This seminar is designed to provide advanced knowledge of psychopharmacology and treatment strategies as well as the relevant clinical neuroscience of the major neuropsychiatric disorders. Special topics include medication adherence and medication non-response.
Realities of Psychiatry
S. Nand, MD
This seminar focuses on organizational structure and administration. Starting from a perspective of exploring resident experiences during job interviews, an attempt is made to have the resident understand what information is available about the organization, what additional information needs to be gathered, and how one can attempt to make some assessment of whether organization structure, values, and culture mesh with the needs of the individual applicant.
S. Mason, PhD
Techniques of family intervention are emphasized in a format that provides didactic material, coupled with clinical case consultation. Through videotape review and one-way mirror observation, families are seen by the seminar leaders and other residents. The case dynamics and possible interventions are then discussed.
Cognitive Behavioral Psychotherapy
J. Francis, PhD
This is an advanced course in cognitive-behavioral therapies as they apply to various psychiatric conditions such as depression, anxiety, and stress disorders.

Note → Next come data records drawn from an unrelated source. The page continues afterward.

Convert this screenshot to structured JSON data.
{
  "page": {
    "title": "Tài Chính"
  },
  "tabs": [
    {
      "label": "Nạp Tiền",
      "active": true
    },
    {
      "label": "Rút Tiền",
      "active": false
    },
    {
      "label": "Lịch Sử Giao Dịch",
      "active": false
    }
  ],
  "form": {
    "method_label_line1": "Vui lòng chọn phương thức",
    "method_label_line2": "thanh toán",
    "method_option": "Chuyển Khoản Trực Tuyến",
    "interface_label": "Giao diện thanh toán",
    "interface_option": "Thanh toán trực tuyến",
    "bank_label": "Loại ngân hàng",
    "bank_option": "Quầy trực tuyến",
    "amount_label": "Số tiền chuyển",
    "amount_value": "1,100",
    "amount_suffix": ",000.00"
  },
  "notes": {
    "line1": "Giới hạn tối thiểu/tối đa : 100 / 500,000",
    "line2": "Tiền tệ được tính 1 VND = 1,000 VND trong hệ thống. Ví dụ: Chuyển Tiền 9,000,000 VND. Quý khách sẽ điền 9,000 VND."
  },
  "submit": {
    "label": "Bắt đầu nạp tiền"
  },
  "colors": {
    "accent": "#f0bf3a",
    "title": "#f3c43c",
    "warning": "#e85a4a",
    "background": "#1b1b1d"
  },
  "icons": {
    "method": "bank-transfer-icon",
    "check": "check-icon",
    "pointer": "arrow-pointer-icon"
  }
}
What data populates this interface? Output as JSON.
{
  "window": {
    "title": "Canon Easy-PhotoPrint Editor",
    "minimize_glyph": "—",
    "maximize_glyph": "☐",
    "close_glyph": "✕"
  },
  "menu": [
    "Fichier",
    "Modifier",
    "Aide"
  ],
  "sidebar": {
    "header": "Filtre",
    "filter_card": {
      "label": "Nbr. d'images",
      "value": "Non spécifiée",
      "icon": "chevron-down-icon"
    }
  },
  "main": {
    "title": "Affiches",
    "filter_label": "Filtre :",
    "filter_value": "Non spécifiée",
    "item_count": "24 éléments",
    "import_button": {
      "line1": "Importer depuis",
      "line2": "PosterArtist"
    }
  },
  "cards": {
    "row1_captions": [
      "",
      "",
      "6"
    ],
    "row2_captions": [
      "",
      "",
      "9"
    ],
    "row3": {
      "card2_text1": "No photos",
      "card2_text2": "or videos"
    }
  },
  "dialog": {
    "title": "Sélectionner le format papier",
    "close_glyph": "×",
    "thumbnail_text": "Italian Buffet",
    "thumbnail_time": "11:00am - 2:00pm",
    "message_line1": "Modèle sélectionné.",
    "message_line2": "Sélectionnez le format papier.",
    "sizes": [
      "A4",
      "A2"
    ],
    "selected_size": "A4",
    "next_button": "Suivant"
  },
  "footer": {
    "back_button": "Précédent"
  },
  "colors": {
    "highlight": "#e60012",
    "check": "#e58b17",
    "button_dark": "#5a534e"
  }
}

O. Ajilore, MD, PhD
This seminar provides an introduction to clinical research in its broadest sense. Topics focus on and include idea/hypothesis generation through data collection, statistics, and writing and publishing papers. On-going research at UIC is reviewed.
K. Rospenda, PhD and C. Rosen, PhD
The goal of this course is to familiarize and sensitize residents to how and why social factors are important to the practice of psychiatry. Major areas reviewed include psychiatric epidemiology; how role-based experiences (e.g., in the family, at work, as a patient) are related to mental health; immigration and mental health; the effects of social class, race, and ethnicity on psychiatric symptoms, diagnosis, and treatment; the doctor-patient relationship; and the impact of social factors on the ethics of psychiatric research. Emphasis is placed on group participation and the sharing of relevant clinical case examples to illustrate the impact of social factors on the experiences, health, and treatment of patients. Residents meet with patients from community based support groups such has Hearing Voices Network and NAMI.
R. Hooper, PhD
This seminar reviews the theoretical basis for and the fundamental process of group psychotherapy. Practical issues in the phases of group therapy as well as efficacy studies are presented. Some of the issues are illustrated by use of audio and video recorded sessions from resident-run groups.
Introduction to Dialectical Behavioral Therapy
E. Astrachan Fletcher, PhD
This seminar will teach participants to understand the theory and development of DBT, including the necessary component of learning the balance of acceptance and change. Participants will understand the basic skill modules in DBT including core mindfulness, distress tolerance, emotion regulation, and interpersonal effectiveness.
Realities of Practice
N. Chapman, MD
This course is provided to PGY-3 and PGY-4 residents and covers the basics of maintaining a clinical practice, including contracts, malpractice and legal topics.